- WHAT YOU ARE ASKED TO DO:
Could you please output all of the records exactly?

- INPUT DATA:
::::::

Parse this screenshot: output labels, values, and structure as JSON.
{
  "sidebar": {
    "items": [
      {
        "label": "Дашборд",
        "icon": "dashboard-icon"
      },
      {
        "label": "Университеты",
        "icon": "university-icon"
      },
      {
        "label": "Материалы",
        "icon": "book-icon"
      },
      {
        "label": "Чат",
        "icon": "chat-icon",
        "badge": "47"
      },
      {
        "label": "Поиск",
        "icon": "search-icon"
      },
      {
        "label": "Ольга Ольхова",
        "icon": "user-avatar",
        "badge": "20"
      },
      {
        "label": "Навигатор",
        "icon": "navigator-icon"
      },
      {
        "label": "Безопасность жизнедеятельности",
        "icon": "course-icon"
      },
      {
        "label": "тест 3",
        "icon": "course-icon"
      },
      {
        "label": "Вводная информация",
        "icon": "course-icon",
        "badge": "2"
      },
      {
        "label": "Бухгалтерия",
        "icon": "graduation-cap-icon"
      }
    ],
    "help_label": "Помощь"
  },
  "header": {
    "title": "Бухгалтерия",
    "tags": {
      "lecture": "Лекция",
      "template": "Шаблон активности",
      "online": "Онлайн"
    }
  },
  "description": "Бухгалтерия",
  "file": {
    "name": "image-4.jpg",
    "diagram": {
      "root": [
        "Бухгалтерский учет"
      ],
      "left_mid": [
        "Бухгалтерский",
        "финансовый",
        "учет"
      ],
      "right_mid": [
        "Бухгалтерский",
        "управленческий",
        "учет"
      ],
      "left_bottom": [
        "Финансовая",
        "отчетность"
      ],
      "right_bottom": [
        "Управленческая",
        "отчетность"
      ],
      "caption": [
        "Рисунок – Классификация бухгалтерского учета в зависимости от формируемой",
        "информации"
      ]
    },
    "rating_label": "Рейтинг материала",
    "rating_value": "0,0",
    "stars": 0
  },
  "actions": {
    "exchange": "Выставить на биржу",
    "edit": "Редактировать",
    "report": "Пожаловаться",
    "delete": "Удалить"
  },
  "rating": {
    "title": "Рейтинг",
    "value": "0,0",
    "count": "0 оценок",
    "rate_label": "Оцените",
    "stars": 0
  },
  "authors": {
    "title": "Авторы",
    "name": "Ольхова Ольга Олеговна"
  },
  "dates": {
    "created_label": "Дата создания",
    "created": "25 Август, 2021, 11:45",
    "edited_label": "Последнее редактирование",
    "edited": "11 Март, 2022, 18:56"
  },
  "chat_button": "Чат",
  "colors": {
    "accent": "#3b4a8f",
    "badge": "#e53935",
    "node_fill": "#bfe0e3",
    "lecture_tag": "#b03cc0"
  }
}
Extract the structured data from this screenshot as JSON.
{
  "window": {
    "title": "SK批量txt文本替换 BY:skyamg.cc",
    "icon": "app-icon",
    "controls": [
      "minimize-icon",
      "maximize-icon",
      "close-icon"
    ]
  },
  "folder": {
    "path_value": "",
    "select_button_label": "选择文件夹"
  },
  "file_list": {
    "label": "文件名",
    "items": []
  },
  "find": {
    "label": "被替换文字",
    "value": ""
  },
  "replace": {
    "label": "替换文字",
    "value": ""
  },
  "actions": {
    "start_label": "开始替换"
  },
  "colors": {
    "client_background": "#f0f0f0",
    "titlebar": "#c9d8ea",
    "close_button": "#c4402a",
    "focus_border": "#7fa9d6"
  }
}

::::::

- WRITTEN ANSWER:
Parse this screenshot: output labels, values, and structure as JSON.
{
  "sidebar": {
    "items": [
      {
        "label": "Дашборд",
        "icon": "dashboard-icon"
      },
      {
        "label": "Университеты",
        "icon": "university-icon"
      },
      {
        "label": "Материалы",
        "icon": "book-icon"
      },
      {
        "label": "Чат",
        "icon": "chat-icon",
        "badge": "47"
      },
      {
        "label": "Поиск",
        "icon": "search-icon"
      },
      {
        "label": "Ольга Ольхова",
        "icon": "user-avatar",
        "badge": "20"
      },
      {
        "label": "Навигатор",
        "icon": "navigator-icon"
      },
      {
        "label": "Безопасность жизнедеятельности",
        "icon": "course-icon"
      },
      {
        "label": "тест 3",
        "icon": "course-icon"
      },
      {
        "label": "Вводная информация",
        "icon": "course-icon",
        "badge": "2"
      },
      {
        "label": "Бухгалтерия",
        "icon": "graduation-cap-icon"
      }
    ],
    "help_label": "Помощь"
  },
  "header": {
    "title": "Бухгалтерия",
    "tags": {
      "lecture": "Лекция",
      "template": "Шаблон активности",
      "online": "Онлайн"
    }
  },
  "description": "Бухгалтерия",
  "file": {
    "name": "image-4.jpg",
    "diagram": {
      "root": [
        "Бухгалтерский учет"
      ],
      "left_mid": [
        "Бухгалтерский",
        "финансовый",
        "учет"
      ],
      "right_mid": [
        "Бухгалтерский",
        "управленческий",
        "учет"
      ],
      "left_bottom": [
        "Финансовая",
        "отчетность"
      ],
      "right_bottom": [
        "Управленческая",
        "отчетность"
      ],
      "caption": [
        "Рисунок – Классификация бухгалтерского учета в зависимости от формируемой",
        "информации"
      ]
    },
    "rating_label": "Рейтинг материала",
    "rating_value": "0,0",
    "stars": 0
  },
  "actions": {
    "exchange": "Выставить на биржу",
    "edit": "Редактировать",
    "report": "Пожаловаться",
    "delete": "Удалить"
  },
  "rating": {
    "title": "Рейтинг",
    "value": "0,0",
    "count": "0 оценок",
    "rate_label": "Оцените",
    "stars": 0
  },
  "authors": {
    "title": "Авторы",
    "name": "Ольхова Ольга Олеговна"
  },
  "dates": {
    "created_label": "Дата создания",
    "created": "25 Август, 2021, 11:45",
    "edited_label": "Последнее редактирование",
    "edited": "11 Март, 2022, 18:56"
  },
  "chat_button": "Чат",
  "colors": {
    "accent": "#3b4a8f",
    "badge": "#e53935",
    "node_fill": "#bfe0e3",
    "lecture_tag": "#b03cc0"
  }
}
Extract the structured data from this screenshot as JSON.
{
  "window": {
    "title": "SK批量txt文本替换 BY:skyamg.cc",
    "icon": "app-icon",
    "controls": [
      "minimize-icon",
      "maximize-icon",
      "close-icon"
    ]
  },
  "folder": {
    "path_value": "",
    "select_button_label": "选择文件夹"
  },
  "file_list": {
    "label": "文件名",
    "items": []
  },
  "find": {
    "label": "被替换文字",
    "value": ""
  },
  "replace": {
    "label": "替换文字",
    "value": ""
  },
  "actions": {
    "start_label": "开始替换"
  },
  "colors": {
    "client_background": "#f0f0f0",
    "titlebar": "#c9d8ea",
    "close_button": "#c4402a",
    "focus_border": "#7fa9d6"
  }
}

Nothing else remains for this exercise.